 To better receive a signal, the main pattern lobes of one of the antennas of the retrodirective array may be spatially strobed 904. For example, the lobe may be strobed in a sweeping or rotating pattern. To power the device, the energy of the incident electromagnetic wave, or energy from another wave, may be harvested 906. After the energy is harvested, the device may be configured to reradiate the interrogation signal as a modulated interrogation signal carrying data stored on a memory on the device.
 To increase the amount of energy harvested at step 906, the device may have one or more charge pumps engaged 910 with an array of patch antennas. The electromagnetic energy induces a charge on the charge pumps, which in turn charge a capacitor bank, providing energy to the device. Once the charging cycle is complete, the charge pumps may be disengaged 912. To further increase the probability of charging or to reduce the charge-to-threshold time (i.e. the time required to reach a potential), the antenna patterns of the charge pumps may be aligned 914 in the direction of the charge pump with the lowest charge-to-threshold time.
 While the present disclosure has been described in connection with a plurality of exemplary aspects, as illustrated in the various figures and discussed above, it is understood that other similar aspects can be used or modifications and additions can be made to the described aspects for performing the same function of the present disclosure without deviating therefrom. Therefore, the present disclosure should not be limited to any single aspect, but rather construed in breadth and scope in accordance with the appended claims.
Patent applications by Gregory D. Durgin, Atlanta, GA US

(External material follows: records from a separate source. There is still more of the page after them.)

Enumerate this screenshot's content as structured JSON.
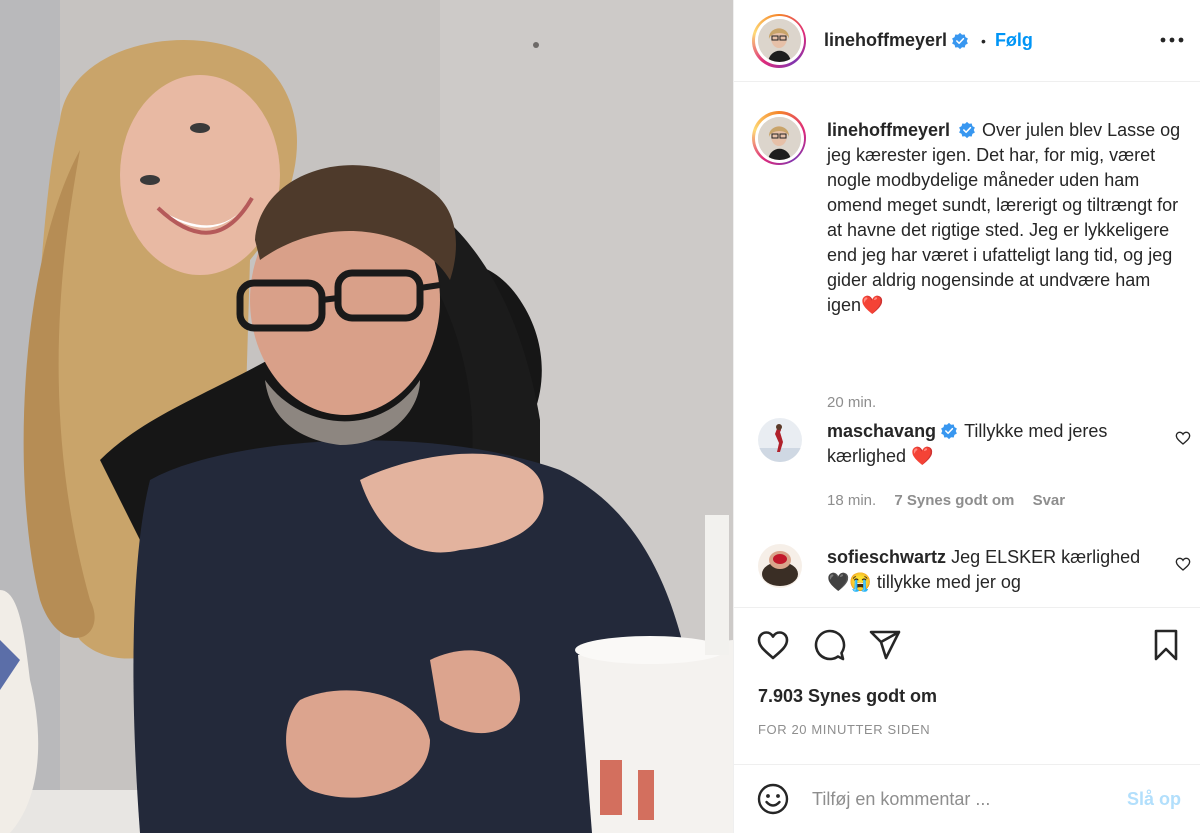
{
  "header": {
    "username": "linehoffmeyerl",
    "separator": "•",
    "follow_label": "Følg"
  },
  "caption": {
    "username": "linehoffmeyerl",
    "text": "Over julen blev Lasse og jeg kærester igen. Det har, for mig, været nogle modbydelige måneder uden ham omend meget sundt, lærerigt og tiltrængt for at havne det rigtige sted. Jeg er lykkeligere end jeg har været i ufatteligt lang tid, og jeg gider aldrig nogensinde at undvære ham igen❤️",
    "time": "20 min."
  },
  "comments": [
    {
      "username": "maschavang",
      "verified": true,
      "text": "Tillykke med jeres kærlighed ❤️",
      "time": "18 min.",
      "likes": "7 Synes godt om",
      "reply_label": "Svar"
    },
    {
      "username": "sofieschwartz",
      "verified": false,
      "text": "Jeg ELSKER kærlighed🖤😭 tillykke med jer og"
    }
  ],
  "actions": {
    "like_icon": "heart-icon",
    "comment_icon": "comment-icon",
    "share_icon": "share-icon",
    "save_icon": "bookmark-icon"
  },
  "likes_label": "7.903 Synes godt om",
  "timeago": "FOR 20 MINUTTER SIDEN",
  "add_comment": {
    "placeholder": "Tilføj en kommentar ...",
    "post_label": "Slå op"
  },
  "colors": {
    "link_blue": "#0095f6",
    "disabled_blue": "#b2dffc",
    "muted_text": "#8e8e8e",
    "verified_blue": "#3897f0"
  }
}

Patent applications by Georgia Tech Research Corporation
Patent applications in class Interrogation response
Patent applications in all subclasses Interrogation response